Twice a year our town recognizes “Family Night” when no homework is given by the schools, there are no town meetings or sports. The brainchild of the Verona Municipal Alliance Committee, its purpose is “to provide Verona families a cleared schedule to enjoy quality time with each other.” A pretty good purpose if you ask me as everyone I know is on the go with this, that and the other thing!
Last Thursday (March 23) was Family Night and so I let our son decide what he wanted to have for dinner (pizza). He announced that since it was Family Night he wanted to do something together as a family. He didn’t want to watch a movie together or play a game. He wanted to head down to the basement and open my grandmother’s old trunk.
Background information: We reside in what once was my maternal grandparents’ house. Built in 1923, my grandparents purchased it in 1924 and it has been in the family ever since. My grandmother grew up in Verona (before it WAS Verona) as did her mother before her. This makes my son the fifth generation to live in Verona.
Our basement is not finished and not waterproof. There is plenty of must and mold that resides down there and this trunk, which has lived there since long before I can remember, is not immune to time and elements. Once we unlocked and opened it, the musty odor was immediately evident, but more so was the love and care of the items that my grandmother had placed in there over the years. Most items were wrapped in paper with notes carefully written on the wrapping identifying what was to be found inside. (Side note: Does anyone have any idea how to: (a) clean and care for musty/mold smelling handmade ladies handkerchiefs and gloves and (b) what to do with them once they are fresh? Seems pointless to keep them hidden away as they are labeled “From Jessie’s Hope Chest.”)
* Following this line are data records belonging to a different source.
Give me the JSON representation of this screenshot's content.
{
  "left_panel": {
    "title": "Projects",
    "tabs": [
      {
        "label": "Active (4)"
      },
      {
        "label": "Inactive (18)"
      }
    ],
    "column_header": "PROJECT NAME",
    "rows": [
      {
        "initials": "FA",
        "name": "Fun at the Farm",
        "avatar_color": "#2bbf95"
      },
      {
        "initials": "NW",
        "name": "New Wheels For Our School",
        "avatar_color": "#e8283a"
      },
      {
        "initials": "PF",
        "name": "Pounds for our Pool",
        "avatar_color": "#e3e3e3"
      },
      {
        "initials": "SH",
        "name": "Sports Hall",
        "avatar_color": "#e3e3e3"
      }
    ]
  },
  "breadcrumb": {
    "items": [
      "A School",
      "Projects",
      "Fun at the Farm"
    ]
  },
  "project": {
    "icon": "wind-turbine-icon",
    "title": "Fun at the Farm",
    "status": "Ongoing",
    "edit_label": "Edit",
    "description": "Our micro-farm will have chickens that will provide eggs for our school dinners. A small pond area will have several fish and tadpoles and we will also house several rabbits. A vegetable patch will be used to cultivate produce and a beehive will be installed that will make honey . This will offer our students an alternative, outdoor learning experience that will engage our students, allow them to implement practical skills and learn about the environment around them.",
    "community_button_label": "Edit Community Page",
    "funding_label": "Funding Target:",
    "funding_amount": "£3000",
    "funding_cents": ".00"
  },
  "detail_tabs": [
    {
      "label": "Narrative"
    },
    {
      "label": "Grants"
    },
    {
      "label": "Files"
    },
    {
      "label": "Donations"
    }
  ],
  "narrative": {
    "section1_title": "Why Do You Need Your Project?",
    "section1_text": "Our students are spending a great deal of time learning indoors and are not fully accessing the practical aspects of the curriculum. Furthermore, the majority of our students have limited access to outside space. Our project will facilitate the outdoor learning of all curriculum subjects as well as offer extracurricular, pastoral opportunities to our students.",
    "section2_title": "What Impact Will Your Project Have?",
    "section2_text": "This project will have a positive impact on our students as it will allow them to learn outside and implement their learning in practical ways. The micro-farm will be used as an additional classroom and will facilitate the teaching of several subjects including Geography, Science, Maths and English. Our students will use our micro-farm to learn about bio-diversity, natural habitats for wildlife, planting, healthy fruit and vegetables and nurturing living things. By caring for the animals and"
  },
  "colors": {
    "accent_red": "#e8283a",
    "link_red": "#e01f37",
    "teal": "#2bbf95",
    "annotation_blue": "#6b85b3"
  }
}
We spent about an hour going through some of the items inside but did not unwrap everything or get to all the items inside. There were items as recent as 1985 (when my grandfather died) as well as items that went back a hundred years prior (and maybe more).
One of the items that captivated me was this photo, taken in 1907. I can identify practically everyone in the photo thanks to my grandmother’s careful writing on the back. These residents of Verona in 1907 are as follows:
Back Row (from left to right): Harold Smith who is held by his father William A. Smith (my great-grandfather, who was on the Board of Education in the early 20th century), Fillmore “Everett” Condit, Jessie Condit (although I think this may be incorrect as there are too many Jessies in this photo, this may actually be Grace Cole Condit, wife of Everett), Fillmore Condit, and Henry “Rae” Simonson.
Middle Row: Jane Condit, Ida Hoyt Smith (my great grandmother), Ida Condit and Jessie Condit Simonson.
Front Row: Donald Condit, William Smith, “?” (this is my grandmother’s notation and I am guessing this may be Clarence Neary Condit, who according to some online research I did was adopted by the family), and Jessie Smith (my grandmother who would become Jessie Smith Kilbury)
If you are wondering what the connection between the Smiths and the Condits are (or even if you weren’t), Ida Hoyt Smith was Mrs. Ida Condit’s niece and went to live with the Condit family after her parents died. I believe that Fillmore Condit, acting as a surrogate father, gave her away at her wedding and provided the newlyweds with a house just up the block from his own residence. (Pretty nice wedding gift! This would be where my grandmother and her two brothers were born.)
But what relevance does this have to Verona today? Well this photo puts a “face” to one of Verona’s beloved outdoor spaces. That tall young man in the back is the Everett for whom Everett Field is named. Just four years from when this photo was taken, Everett would die suddenly and his father would donate the land across from his residence (10 Elmwood Road) to the town for a park.
When you look at this photo, you are looking at the faces behind Everett Field. You are looking at a man who helped shape the school system in Verona. We see the faces of children who knew Frederick N. Brown as a principal and not the name of a school on Grove Street. Their history helped shape the town as we know it today.
Our Family Night gave us some interesting insight into our family history AND Verona history. There wasn’t enough time to explore all the trunk treasures, so we hope to extend our “family time” over the next couple of weekends to do some more treasure hunting. Who knows what we might learn and find!
Beth Shorten is a life-long resident of Verona. For more than four years, she has been chronicling life here on her personal site, Bfth’s Boring Blog.